World Bank Gives Us$500m To Weah’s Gov’t

World Bank Liberia Country Manager, Larisa Leshchenko

Information Minister, Lenn Eugene Nagbe on Thursday, August 2, 2018 disclosed that the World Bank has agreed to offer the Government of Liberia an initial US$500 Million for road projects across the country.

Minister Nagbe told a news conference at the Ministry of Information that modalities are ongoing to ensure that the money is made available.

“We are yet to conclude the agreement; the Minister of Finance is leading the discussion, but we have been given an offer where the government will pay a concessional interest rate over a very concessional period at 0.5 percent interest rate, which is very minimal,” he said.

According to him, the government is considering the offer in a positive manner.

Minister Nagbe disclosed that when the agreement is reached between the World Bank and the Liberian Government, the IMF, African Development Bank and the World Bank will pull money together for road projects as well.

He explained that ambassadors from countries including America and China and representatives of development partners requested President George Weah not to expand the country’s borrowing space.

According to him, President Weah asked them at the meeting to help provide money to execute road projects across the country, since they want him to borrow in a sustainable way.

“So they have come back, since that discussion to say that the World Bank and other partners will give Liberia concessional financing agreement in a total of US$1 Billion at an interest rate around 0.5,” he added.

He further explained that the deal hasn’t been finalized, because “we have to sign and ratify it.”

Minister Nagbe noted that like other loan agreements, the deal with the World Bank is a law.

The Information Minister dismissed speculations that the government was abandoning the two previous load agreements, since the World Bank has made the commitment.

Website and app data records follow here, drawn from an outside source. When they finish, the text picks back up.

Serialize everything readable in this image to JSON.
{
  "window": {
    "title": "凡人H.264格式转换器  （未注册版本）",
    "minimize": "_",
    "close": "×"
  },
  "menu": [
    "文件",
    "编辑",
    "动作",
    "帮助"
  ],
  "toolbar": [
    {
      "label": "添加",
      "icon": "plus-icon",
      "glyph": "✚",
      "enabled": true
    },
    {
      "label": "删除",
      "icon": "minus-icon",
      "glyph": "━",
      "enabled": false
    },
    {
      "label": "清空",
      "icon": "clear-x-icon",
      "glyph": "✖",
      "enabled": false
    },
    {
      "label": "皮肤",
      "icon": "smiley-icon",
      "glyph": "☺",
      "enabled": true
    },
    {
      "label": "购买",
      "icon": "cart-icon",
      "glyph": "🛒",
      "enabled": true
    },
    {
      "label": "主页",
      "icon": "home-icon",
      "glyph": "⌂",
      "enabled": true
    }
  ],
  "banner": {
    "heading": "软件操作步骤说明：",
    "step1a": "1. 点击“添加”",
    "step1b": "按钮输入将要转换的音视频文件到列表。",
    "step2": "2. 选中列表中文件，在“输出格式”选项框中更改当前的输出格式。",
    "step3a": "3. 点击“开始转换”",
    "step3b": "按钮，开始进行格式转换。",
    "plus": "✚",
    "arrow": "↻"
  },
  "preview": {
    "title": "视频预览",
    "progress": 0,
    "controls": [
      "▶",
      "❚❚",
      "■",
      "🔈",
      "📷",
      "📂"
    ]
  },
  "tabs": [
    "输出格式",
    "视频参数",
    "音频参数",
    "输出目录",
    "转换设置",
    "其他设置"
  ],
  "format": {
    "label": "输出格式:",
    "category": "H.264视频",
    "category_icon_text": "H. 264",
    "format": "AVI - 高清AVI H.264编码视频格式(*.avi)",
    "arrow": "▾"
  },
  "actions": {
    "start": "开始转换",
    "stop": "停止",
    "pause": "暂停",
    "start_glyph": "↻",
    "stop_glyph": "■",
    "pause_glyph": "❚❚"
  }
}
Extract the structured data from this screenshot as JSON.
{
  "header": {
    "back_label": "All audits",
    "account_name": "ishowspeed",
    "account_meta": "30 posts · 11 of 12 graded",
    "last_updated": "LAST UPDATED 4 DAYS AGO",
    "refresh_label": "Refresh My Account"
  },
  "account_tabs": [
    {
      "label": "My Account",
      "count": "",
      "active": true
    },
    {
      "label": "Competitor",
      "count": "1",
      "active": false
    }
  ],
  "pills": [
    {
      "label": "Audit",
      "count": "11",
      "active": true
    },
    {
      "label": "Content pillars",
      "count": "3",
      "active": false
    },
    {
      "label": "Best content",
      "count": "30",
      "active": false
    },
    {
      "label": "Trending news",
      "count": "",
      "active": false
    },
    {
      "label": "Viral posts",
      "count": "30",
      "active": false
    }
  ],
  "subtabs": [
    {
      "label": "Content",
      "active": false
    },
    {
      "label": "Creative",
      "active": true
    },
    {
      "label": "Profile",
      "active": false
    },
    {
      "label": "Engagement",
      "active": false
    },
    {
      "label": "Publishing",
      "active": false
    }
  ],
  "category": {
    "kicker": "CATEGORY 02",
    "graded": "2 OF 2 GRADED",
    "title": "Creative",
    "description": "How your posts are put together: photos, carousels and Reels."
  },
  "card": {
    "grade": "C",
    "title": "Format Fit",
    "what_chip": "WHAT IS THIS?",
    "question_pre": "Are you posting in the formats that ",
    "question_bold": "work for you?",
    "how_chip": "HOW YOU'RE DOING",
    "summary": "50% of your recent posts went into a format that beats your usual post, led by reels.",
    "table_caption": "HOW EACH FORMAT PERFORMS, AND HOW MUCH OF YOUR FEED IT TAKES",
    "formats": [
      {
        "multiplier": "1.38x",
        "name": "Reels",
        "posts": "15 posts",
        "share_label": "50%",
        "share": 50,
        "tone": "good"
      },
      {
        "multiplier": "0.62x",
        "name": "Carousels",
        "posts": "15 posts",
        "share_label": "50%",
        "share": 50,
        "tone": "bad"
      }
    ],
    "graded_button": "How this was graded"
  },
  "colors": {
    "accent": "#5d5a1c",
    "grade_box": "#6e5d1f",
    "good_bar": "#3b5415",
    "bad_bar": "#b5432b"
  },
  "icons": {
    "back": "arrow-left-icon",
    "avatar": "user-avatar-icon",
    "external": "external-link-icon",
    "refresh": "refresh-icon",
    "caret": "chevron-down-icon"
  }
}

He noted that the three agreements are laws and they would be used to development road across the country.

Visited 411 times, 1 visit(s) today

Comments are closed.